*What this task involves*:
Repeat every entry exactly. Do not include the pictures.

Data for this task Block Start

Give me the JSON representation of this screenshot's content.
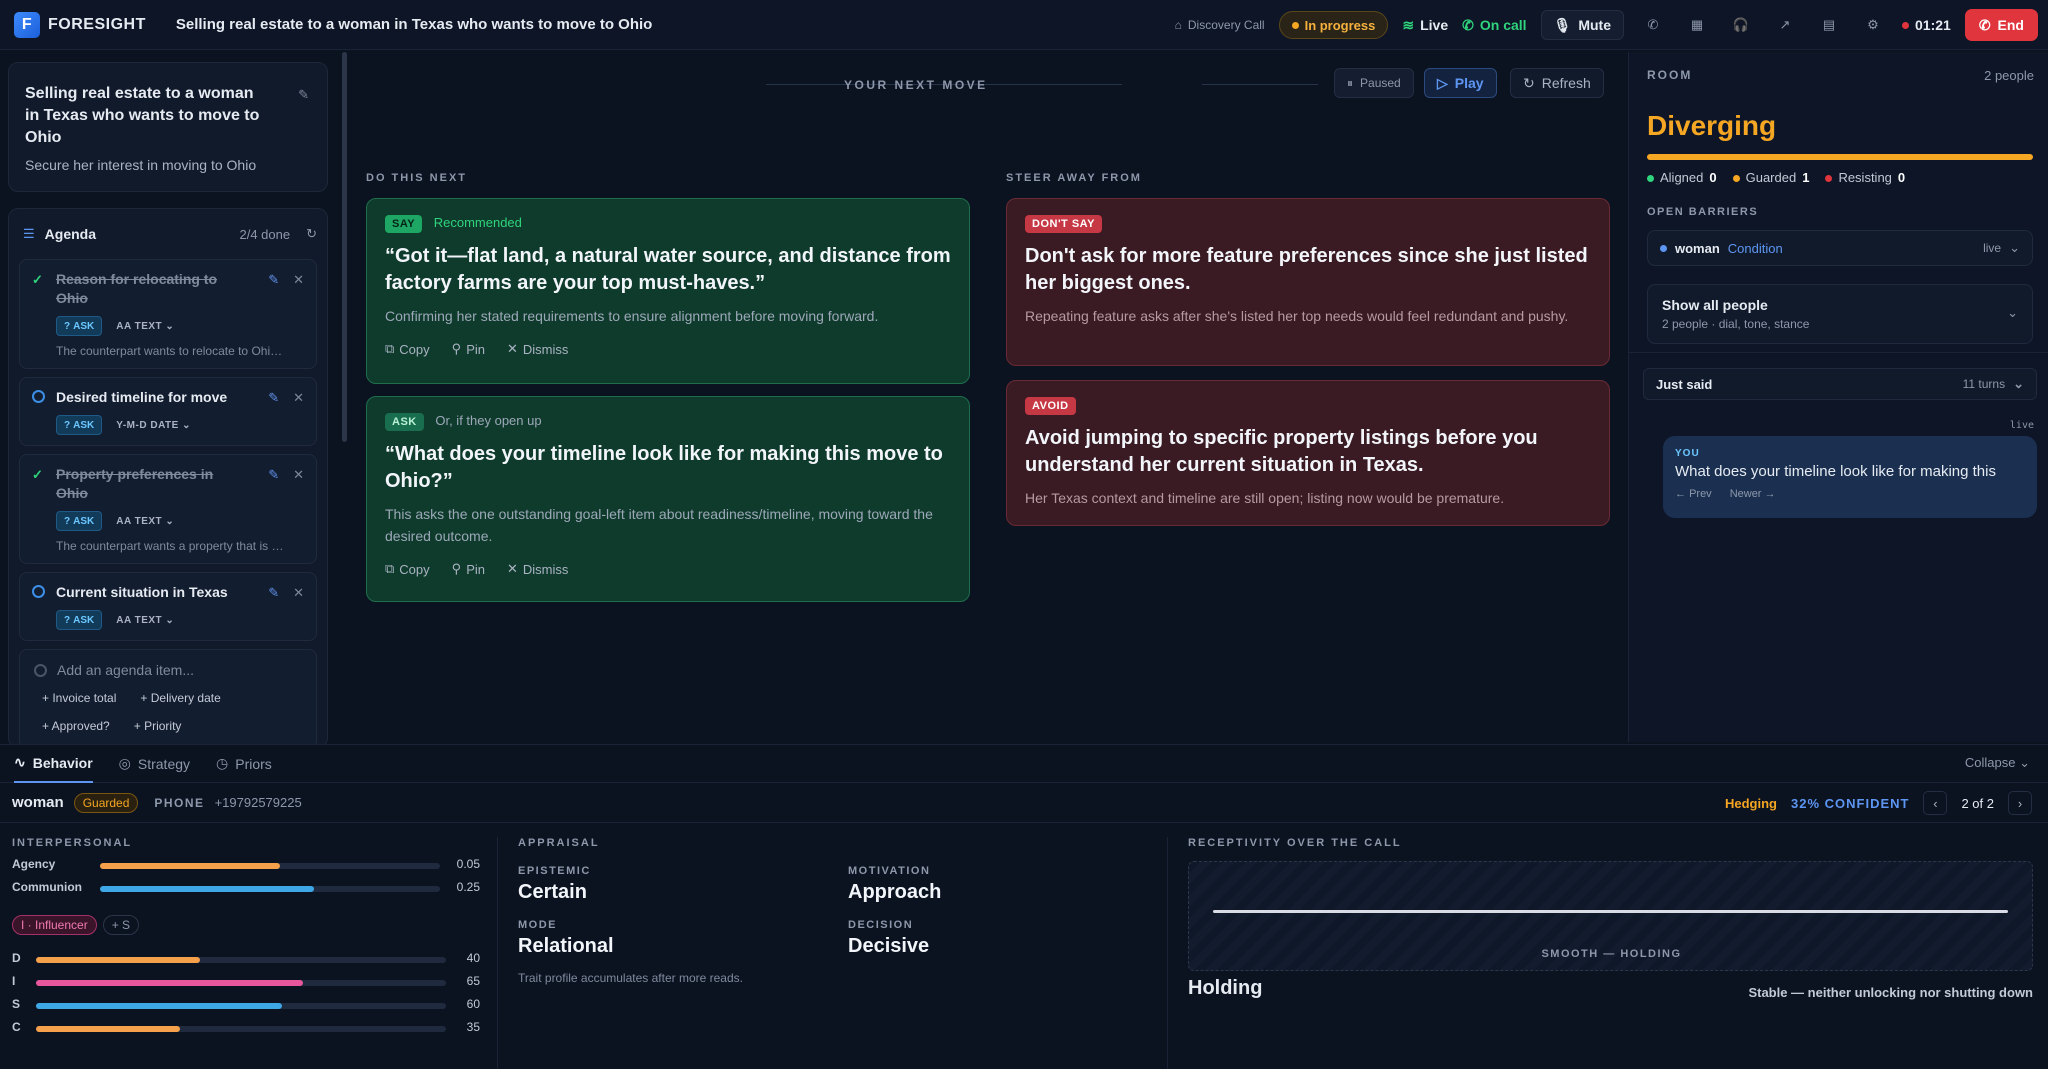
{
  "app": {
    "name": "FORESIGHT",
    "logo_letter": "F",
    "title": "Selling real estate to a woman in Texas who wants to move to Ohio"
  },
  "topbar": {
    "tag": "Discovery Call",
    "status": "In progress",
    "live": "Live",
    "oncall": "On call",
    "mute": "Mute",
    "timer": "01:21",
    "end": "End",
    "colors": {
      "status": "#f5a623",
      "oncall": "#2fd47c",
      "end": "#e0353d"
    }
  },
  "deal": {
    "title": "Selling real estate to a woman in Texas who wants to move to Ohio",
    "subtitle": "Secure her interest in moving to Ohio"
  },
  "agenda": {
    "label": "Agenda",
    "count": "2/4 done",
    "items": [
      {
        "title": "Reason for relocating to Ohio",
        "done": true,
        "badge": "ASK",
        "type": "AA TEXT",
        "note": "The counterpart wants to relocate to Ohio ..."
      },
      {
        "title": "Desired timeline for move",
        "done": false,
        "badge": "ASK",
        "type": "Y-M-D DATE",
        "note": ""
      },
      {
        "title": "Property preferences in Ohio",
        "done": true,
        "badge": "ASK",
        "type": "AA TEXT",
        "note": "The counterpart wants a property that is a..."
      },
      {
        "title": "Current situation in Texas",
        "done": false,
        "badge": "ASK",
        "type": "AA TEXT",
        "note": ""
      }
    ],
    "add_placeholder": "Add an agenda item...",
    "suggestions": [
      "+ Invoice total",
      "+ Delivery date",
      "+ Approved?",
      "+ Priority"
    ]
  },
  "next_move": {
    "title": "YOUR NEXT MOVE",
    "paused": "Paused",
    "play": "Play",
    "refresh": "Refresh",
    "do_label": "DO THIS NEXT",
    "steer_label": "STEER AWAY FROM",
    "do": [
      {
        "badge": "SAY",
        "sub": "Recommended",
        "quote": "“Got it—flat land, a natural water source, and distance from factory farms are your top must-haves.”",
        "why": "Confirming her stated requirements to ensure alignment before moving forward."
      },
      {
        "badge": "ASK",
        "sub": "Or, if they open up",
        "quote": "“What does your timeline look like for making this move to Ohio?”",
        "why": "This asks the one outstanding goal-left item about readiness/timeline, moving toward the desired outcome."
      }
    ],
    "avoid": [
      {
        "badge": "DON'T SAY",
        "title": "Don't ask for more feature preferences since she just listed her biggest ones.",
        "why": "Repeating feature asks after she's listed her top needs would feel redundant and pushy."
      },
      {
        "badge": "AVOID",
        "title": "Avoid jumping to specific property listings before you understand her current situation in Texas.",
        "why": "Her Texas context and timeline are still open; listing now would be premature."
      }
    ],
    "actions": {
      "copy": "Copy",
      "pin": "Pin",
      "dismiss": "Dismiss"
    }
  },
  "room": {
    "label": "ROOM",
    "count": "2 people",
    "state": "Diverging",
    "state_color": "#f5a623",
    "stances": [
      {
        "label": "Aligned",
        "value": "0",
        "color": "#2fd47c"
      },
      {
        "label": "Guarded",
        "value": "1",
        "color": "#f5a623"
      },
      {
        "label": "Resisting",
        "value": "0",
        "color": "#e0353d"
      }
    ],
    "barriers_label": "OPEN BARRIERS",
    "barrier": {
      "who": "woman",
      "what": "Condition",
      "status": "live"
    },
    "show_all": {
      "title": "Show all people",
      "sub": "2 people · dial, tone, stance"
    },
    "just_said": {
      "label": "Just said",
      "turns": "11 turns",
      "live": "live",
      "speaker": "YOU",
      "message": "What does your timeline look like for making this",
      "prev": "Prev",
      "newer": "Newer"
    }
  },
  "bottom": {
    "tabs": [
      "Behavior",
      "Strategy",
      "Priors"
    ],
    "collapse": "Collapse",
    "person": {
      "name": "woman",
      "stance": "Guarded",
      "phone_label": "PHONE",
      "phone": "+19792579225"
    },
    "hedging": "Hedging",
    "confidence": "32% CONFIDENT",
    "pager": "2 of 2",
    "interpersonal": {
      "label": "INTERPERSONAL",
      "bars": [
        {
          "key": "Agency",
          "value": "0.05",
          "fill": 0.53,
          "color": "#f5a04a"
        },
        {
          "key": "Communion",
          "value": "0.25",
          "fill": 0.63,
          "color": "#3ea7e6"
        }
      ],
      "disc_badge": "I · Influencer",
      "disc_secondary": "+ S",
      "disc": [
        {
          "key": "D",
          "value": "40",
          "fill": 0.4,
          "color": "#f5a04a"
        },
        {
          "key": "I",
          "value": "65",
          "fill": 0.65,
          "color": "#e8579b"
        },
        {
          "key": "S",
          "value": "60",
          "fill": 0.6,
          "color": "#3ea7e6"
        },
        {
          "key": "C",
          "value": "35",
          "fill": 0.35,
          "color": "#f5a04a"
        }
      ]
    },
    "appraisal": {
      "label": "APPRAISAL",
      "epistemic_k": "EPISTEMIC",
      "epistemic_v": "Certain",
      "motivation_k": "MOTIVATION",
      "motivation_v": "Approach",
      "mode_k": "MODE",
      "mode_v": "Relational",
      "decision_k": "DECISION",
      "decision_v": "Decisive",
      "note": "Trait profile accumulates after more reads."
    },
    "receptivity": {
      "label": "RECEPTIVITY OVER THE CALL",
      "chart_caption": "SMOOTH — HOLDING",
      "state": "Holding",
      "desc": "Stable — neither unlocking nor shutting down"
    }
  }
}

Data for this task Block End

*Result of this exercise*:
Give me the JSON representation of this screenshot's content.
{
  "app": {
    "name": "FORESIGHT",
    "logo_letter": "F",
    "title": "Selling real estate to a woman in Texas who wants to move to Ohio"
  },
  "topbar": {
    "tag": "Discovery Call",
    "status": "In progress",
    "live": "Live",
    "oncall": "On call",
    "mute": "Mute",
    "timer": "01:21",
    "end": "End",
    "colors": {
      "status": "#f5a623",
      "oncall": "#2fd47c",
      "end": "#e0353d"
    }
  },
  "deal": {
    "title": "Selling real estate to a woman in Texas who wants to move to Ohio",
    "subtitle": "Secure her interest in moving to Ohio"
  },
  "agenda": {
    "label": "Agenda",
    "count": "2/4 done",
    "items": [
      {
        "title": "Reason for relocating to Ohio",
        "done": true,
        "badge": "ASK",
        "type": "AA TEXT",
        "note": "The counterpart wants to relocate to Ohio ..."
      },
      {
        "title": "Desired timeline for move",
        "done": false,
        "badge": "ASK",
        "type": "Y-M-D DATE",
        "note": ""
      },
      {
        "title": "Property preferences in Ohio",
        "done": true,
        "badge": "ASK",
        "type": "AA TEXT",
        "note": "The counterpart wants a property that is a..."
      },
      {
        "title": "Current situation in Texas",
        "done": false,
        "badge": "ASK",
        "type": "AA TEXT",
        "note": ""
      }
    ],
    "add_placeholder": "Add an agenda item...",
    "suggestions": [
      "+ Invoice total",
      "+ Delivery date",
      "+ Approved?",
      "+ Priority"
    ]
  },
  "next_move": {
    "title": "YOUR NEXT MOVE",
    "paused": "Paused",
    "play": "Play",
    "refresh": "Refresh",
    "do_label": "DO THIS NEXT",
    "steer_label": "STEER AWAY FROM",
    "do": [
      {
        "badge": "SAY",
        "sub": "Recommended",
        "quote": "“Got it—flat land, a natural water source, and distance from factory farms are your top must-haves.”",
        "why": "Confirming her stated requirements to ensure alignment before moving forward."
      },
      {
        "badge": "ASK",
        "sub": "Or, if they open up",
        "quote": "“What does your timeline look like for making this move to Ohio?”",
        "why": "This asks the one outstanding goal-left item about readiness/timeline, moving toward the desired outcome."
      }
    ],
    "avoid": [
      {
        "badge": "DON'T SAY",
        "title": "Don't ask for more feature preferences since she just listed her biggest ones.",
        "why": "Repeating feature asks after she's listed her top needs would feel redundant and pushy."
      },
      {
        "badge": "AVOID",
        "title": "Avoid jumping to specific property listings before you understand her current situation in Texas.",
        "why": "Her Texas context and timeline are still open; listing now would be premature."
      }
    ],
    "actions": {
      "copy": "Copy",
      "pin": "Pin",
      "dismiss": "Dismiss"
    }
  },
  "room": {
    "label": "ROOM",
    "count": "2 people",
    "state": "Diverging",
    "state_color": "#f5a623",
    "stances": [
      {
        "label": "Aligned",
        "value": "0",
        "color": "#2fd47c"
      },
      {
        "label": "Guarded",
        "value": "1",
        "color": "#f5a623"
      },
      {
        "label": "Resisting",
        "value": "0",
        "color": "#e0353d"
      }
    ],
    "barriers_label": "OPEN BARRIERS",
    "barrier": {
      "who": "woman",
      "what": "Condition",
      "status": "live"
    },
    "show_all": {
      "title": "Show all people",
      "sub": "2 people · dial, tone, stance"
    },
    "just_said": {
      "label": "Just said",
      "turns": "11 turns",
      "live": "live",
      "speaker": "YOU",
      "message": "What does your timeline look like for making this",
      "prev": "Prev",
      "newer": "Newer"
    }
  },
  "bottom": {
    "tabs": [
      "Behavior",
      "Strategy",
      "Priors"
    ],
    "collapse": "Collapse",
    "person": {
      "name": "woman",
      "stance": "Guarded",
      "phone_label": "PHONE",
      "phone": "+19792579225"
    },
    "hedging": "Hedging",
    "confidence": "32% CONFIDENT",
    "pager": "2 of 2",
    "interpersonal": {
      "label": "INTERPERSONAL",
      "bars": [
        {
          "key": "Agency",
          "value": "0.05",
          "fill": 0.53,
          "color": "#f5a04a"
        },
        {
          "key": "Communion",
          "value": "0.25",
          "fill": 0.63,
          "color": "#3ea7e6"
        }
      ],
      "disc_badge": "I · Influencer",
      "disc_secondary": "+ S",
      "disc": [
        {
          "key": "D",
          "value": "40",
          "fill": 0.4,
          "color": "#f5a04a"
        },
        {
          "key": "I",
          "value": "65",
          "fill": 0.65,
          "color": "#e8579b"
        },
        {
          "key": "S",
          "value": "60",
          "fill": 0.6,
          "color": "#3ea7e6"
        },
        {
          "key": "C",
          "value": "35",
          "fill": 0.35,
          "color": "#f5a04a"
        }
      ]
    },
    "appraisal": {
      "label": "APPRAISAL",
      "epistemic_k": "EPISTEMIC",
      "epistemic_v": "Certain",
      "motivation_k": "MOTIVATION",
      "motivation_v": "Approach",
      "mode_k": "MODE",
      "mode_v": "Relational",
      "decision_k": "DECISION",
      "decision_v": "Decisive",
      "note": "Trait profile accumulates after more reads."
    },
    "receptivity": {
      "label": "RECEPTIVITY OVER THE CALL",
      "chart_caption": "SMOOTH — HOLDING",
      "state": "Holding",
      "desc": "Stable — neither unlocking nor shutting down"
    }
  }
}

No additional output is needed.